According to the centennial publication of the Convent of the Sisters of Mercy, Sister Mary Gertrude was pleased when one of her pupils, who turned out to have no aptitude for music, became a priest. According to the publication, “She took that as a sign that not in vain had been her lifetime of penance and prayer for her profligate brother, James Joyce, one of the most renowned – and permissive – of modern authors.”
Sister Mary Gertrude was already eighty when she retired from teaching just three weeks before her death. According to Sister Mary Patricia, Superior of the Loreto Convent: “When Sister Mary Gertrude was told that she had only a few weeks to live, she asked me to see that all letters and photos were burned. I carried out her request.” Thus whatever correspondence existed was destroyed before Sister Mary Gertrude’s death at Calvary Hospital, Christchurch, on Sunday 1 March 1964. The Christchurch Register Book of Deaths records the cause of death as cancer of the stomach, and records her father’s profession as “Revenue Inspector.” One of Sister Mary Gertrude’s past pupils was among the priests who concelebrated her funeral mass and many more past pupils were in the congregation. “A final touching sight,” according to the report in The Tablet, “was that of six boys wearing the blue Loreto uniform carrying the casket of their teacher to her last home.” She is buried at Waimairi Cemetery in Christchurch.
It seems unlikely that Sister Mary Gertrude ever read any of her brother’s books, though she was not unaware of his importance as a literary figure or of the ‘scandalous’ reputation his works acquired. Though she was very reluctant to talk publicly about her brother, Sister Mary Gertrude did consent to be interviewed by the Franciscan priest Reverend Godfrey Ainsworth, and, in August 1962, by Noel Purdon. The latter interview was not published until 4 June 1993 when it appeared in The Independent Monthly under the title ‘Bloomsday with Poppie.’ An Irish priest, Fr James Feehan, who was in New Zealand from 1950 to 1957, also had several conversations with Sister Mary Gertrude, about whom he has written in his book An Hourglass on the Run.

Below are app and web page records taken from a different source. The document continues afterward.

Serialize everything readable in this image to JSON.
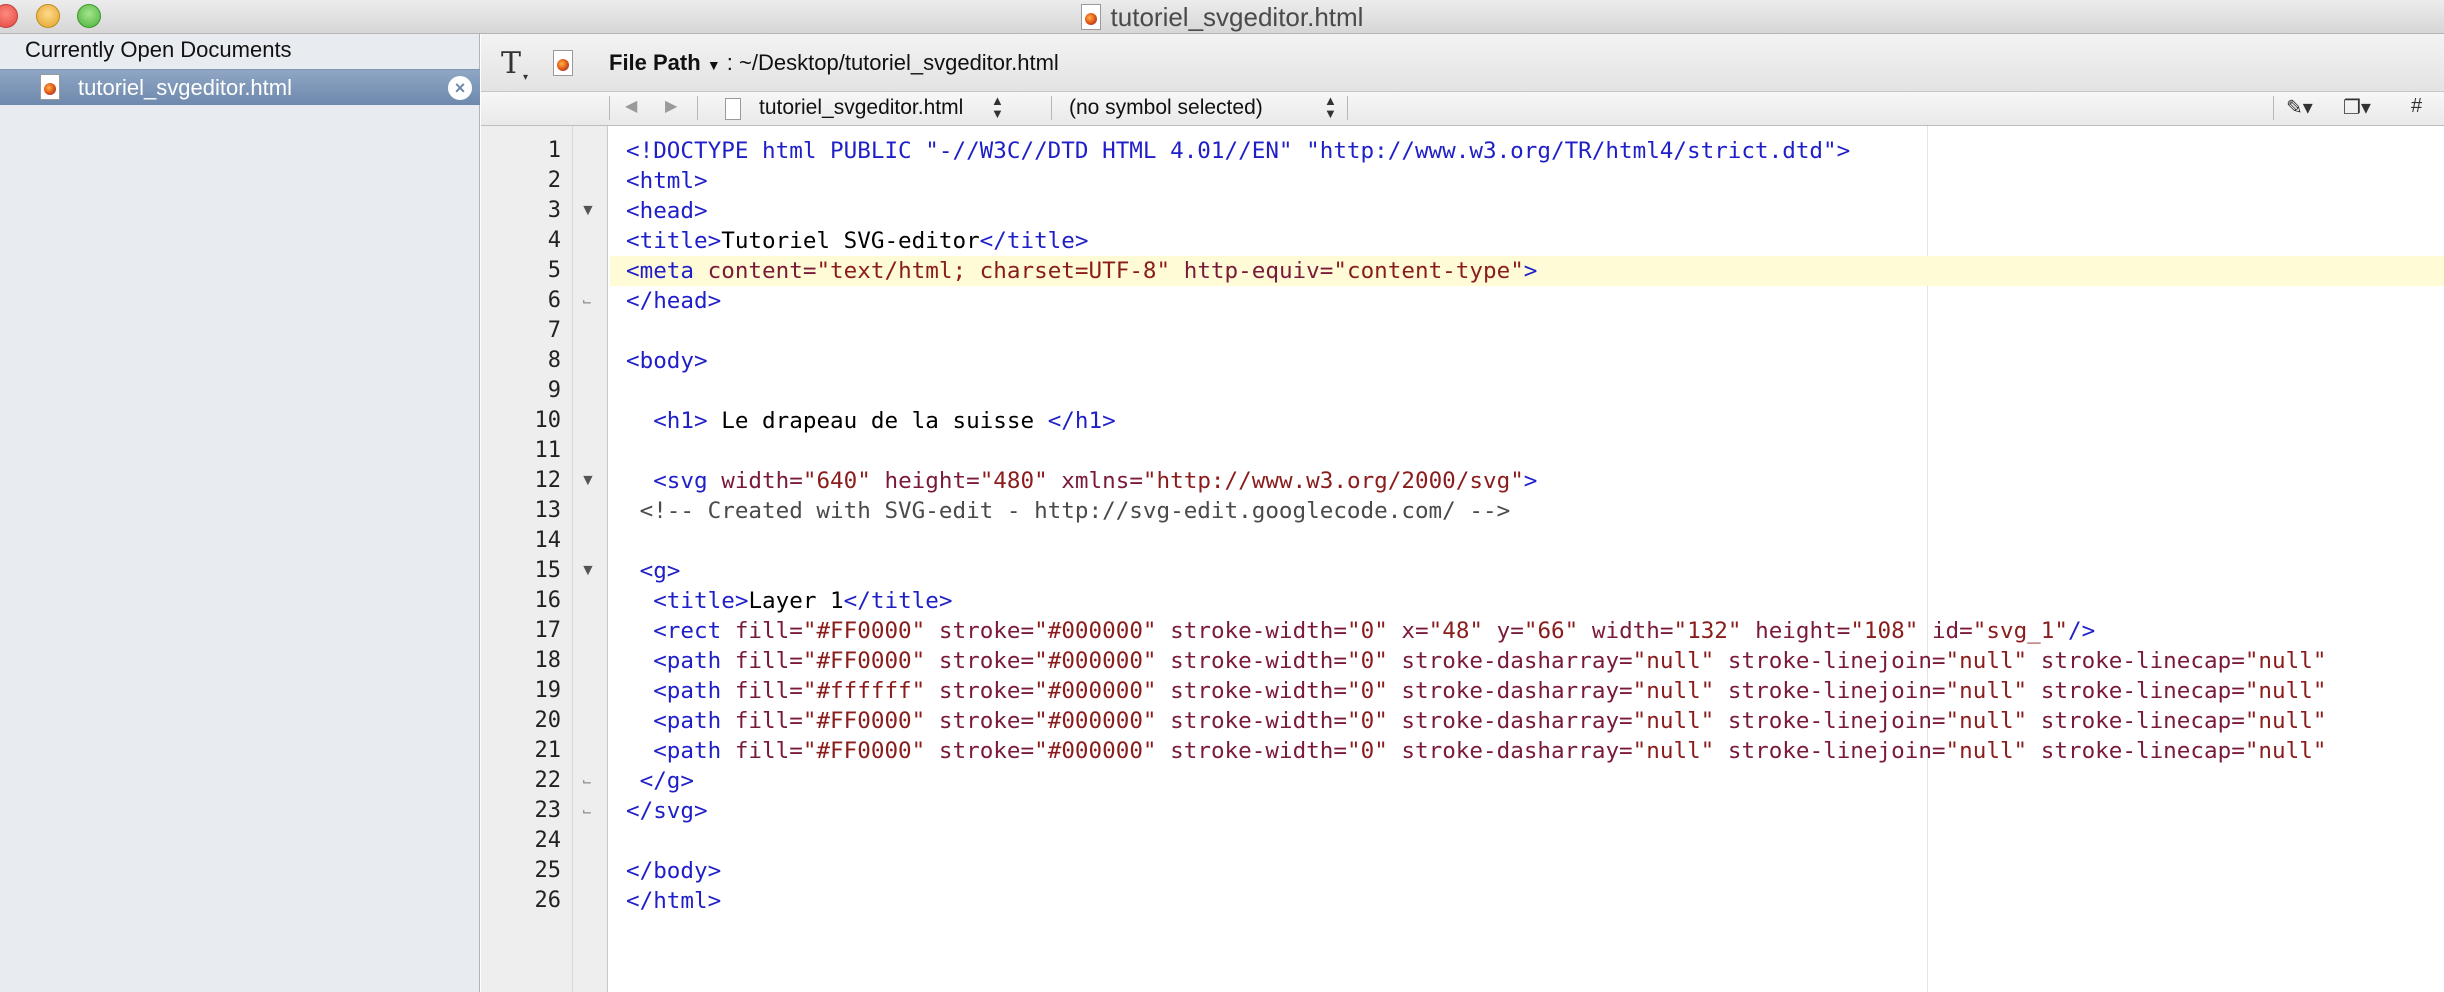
{
  "window": {
    "title": "tutoriel_svgeditor.html"
  },
  "sidebar": {
    "header": "Currently Open Documents",
    "items": [
      {
        "label": "tutoriel_svgeditor.html",
        "selected": true
      }
    ]
  },
  "toolbar": {
    "file_path_label": "File Path",
    "file_path_sep": ":",
    "file_path_value": "~/Desktop/tutoriel_svgeditor.html"
  },
  "navbar": {
    "file": "tutoriel_svgeditor.html",
    "symbol": "(no symbol selected)",
    "line_number_icon": "#"
  },
  "editor": {
    "highlighted_line": 5,
    "lines": [
      "1",
      "2",
      "3",
      "4",
      "5",
      "6",
      "7",
      "8",
      "9",
      "10",
      "11",
      "12",
      "13",
      "14",
      "15",
      "16",
      "17",
      "18",
      "19",
      "20",
      "21",
      "22",
      "23",
      "24",
      "25",
      "26"
    ],
    "code": {
      "l1": "<!DOCTYPE html PUBLIC \"-//W3C//DTD HTML 4.01//EN\" \"http://www.w3.org/TR/html4/strict.dtd\">",
      "l2": "<html>",
      "l3": "<head>",
      "l4a": "<title>",
      "l4b": "Tutoriel SVG-editor",
      "l4c": "</title>",
      "l5a": "<meta",
      "l5b": " content=",
      "l5c": "\"text/html; charset=UTF-8\"",
      "l5d": " http-equiv=",
      "l5e": "\"content-type\"",
      "l5f": ">",
      "l6": "</head>",
      "l8": "<body>",
      "l10a": "  <h1>",
      "l10b": " Le drapeau de la suisse ",
      "l10c": "</h1>",
      "l12a": "  <svg",
      "l12b": " width=",
      "l12c": "\"640\"",
      "l12d": " height=",
      "l12e": "\"480\"",
      "l12f": " xmlns=",
      "l12g": "\"http://www.w3.org/2000/svg\"",
      "l12h": ">",
      "l13": " <!-- Created with SVG-edit - http://svg-edit.googlecode.com/ -->",
      "l15": " <g>",
      "l16a": "  <title>",
      "l16b": "Layer 1",
      "l16c": "</title>",
      "l17a": "  <rect",
      "l17b": " fill=",
      "l17c": "\"#FF0000\"",
      "l17d": " stroke=",
      "l17e": "\"#000000\"",
      "l17f": " stroke-width=",
      "l17g": "\"0\"",
      "l17h": " x=",
      "l17i": "\"48\"",
      "l17j": " y=",
      "l17k": "\"66\"",
      "l17l": " width=",
      "l17m": "\"132\"",
      "l17n": " height=",
      "l17o": "\"108\"",
      "l17p": " id=",
      "l17q": "\"svg_1\"",
      "l17r": "/>",
      "path_tag": "  <path",
      "fill_attr": " fill=",
      "stroke_attr": " stroke=",
      "sw_attr": " stroke-width=",
      "sda_attr": " stroke-dasharray=",
      "slj_attr": " stroke-linejoin=",
      "slc_attr": " stroke-linecap=",
      "red": "\"#FF0000\"",
      "white": "\"#ffffff\"",
      "black": "\"#000000\"",
      "zero": "\"0\"",
      "null": "\"null\"",
      "l22": " </g>",
      "l23": "</svg>",
      "l25": "</body>",
      "l26": "</html>"
    }
  },
  "colors": {
    "tag": "#1f1fc8",
    "attribute": "#7a1a3b",
    "string": "#8a1c1c",
    "highlight": "#fffbd6",
    "selection": "#7c95b7"
  }
}
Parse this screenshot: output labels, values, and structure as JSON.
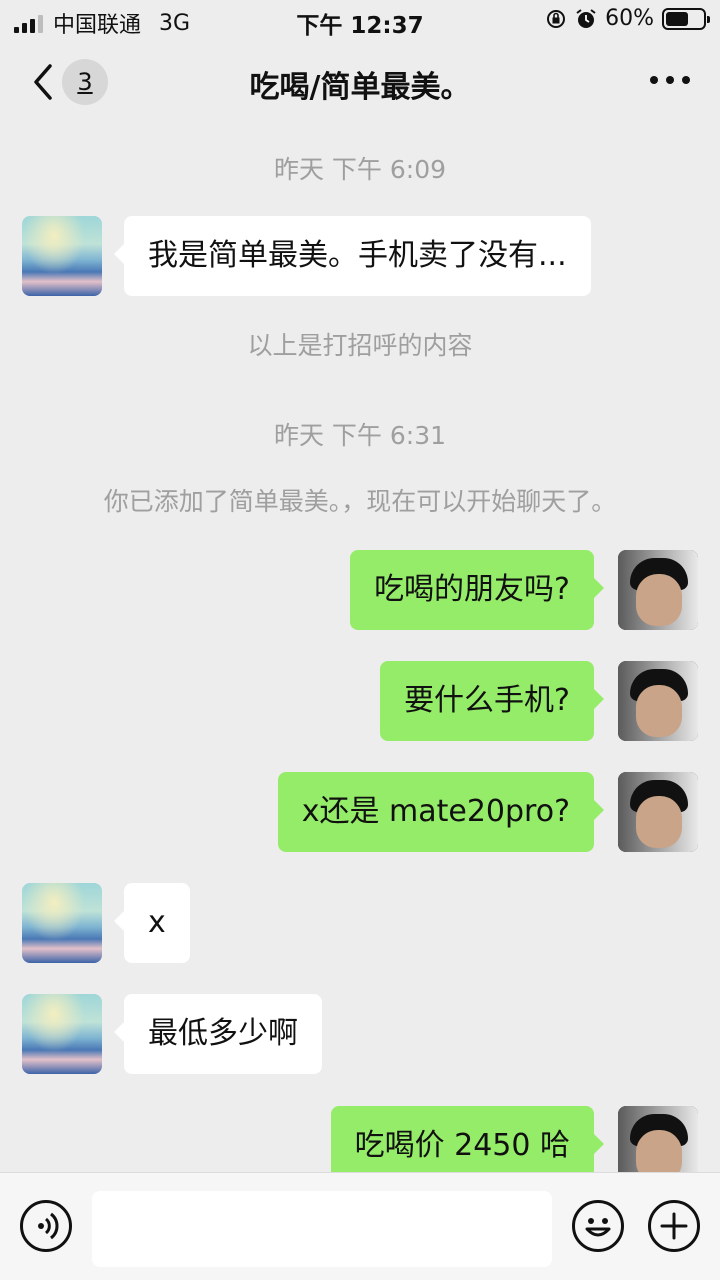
{
  "status_bar": {
    "carrier": "中国联通",
    "network": "3G",
    "time": "下午 12:37",
    "battery": "60%",
    "battery_level": 0.6
  },
  "nav": {
    "unread_count": "3",
    "title": "吃喝/简单最美。"
  },
  "chat": {
    "timestamp_1": "昨天 下午 6:09",
    "greeting_note": "以上是打招呼的内容",
    "timestamp_2": "昨天 下午 6:31",
    "added_notice": "你已添加了简单最美。，现在可以开始聊天了。",
    "messages": [
      {
        "from": "them",
        "text": "我是简单最美。手机卖了没有..."
      },
      {
        "from": "me",
        "text": "吃喝的朋友吗?"
      },
      {
        "from": "me",
        "text": "要什么手机?"
      },
      {
        "from": "me",
        "text": "x还是 mate20pro?"
      },
      {
        "from": "them",
        "text": "x"
      },
      {
        "from": "them",
        "text": "最低多少啊"
      },
      {
        "from": "me",
        "text": "吃喝价 2450 哈"
      }
    ]
  },
  "input_bar": {
    "voice_icon": "voice-icon",
    "emoji_icon": "emoji-icon",
    "plus_icon": "plus-icon"
  },
  "colors": {
    "background": "#ededed",
    "outgoing_bubble": "#95ec69",
    "incoming_bubble": "#ffffff",
    "system_text": "#9f9f9f"
  }
}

The James Joyce Centre would like to express its gratitude to Sister Angela Murray (also a relative of James Joyce!), to Bernadette Fitzgerald rsm, Archivist of the former Congregation of the Sisters of Mercy of the Christchurch Diocese, and to Sister Assumpta Saunders of the Convent of Mercy, Callan, who very kindly provided information about Sister Mary Gertrude.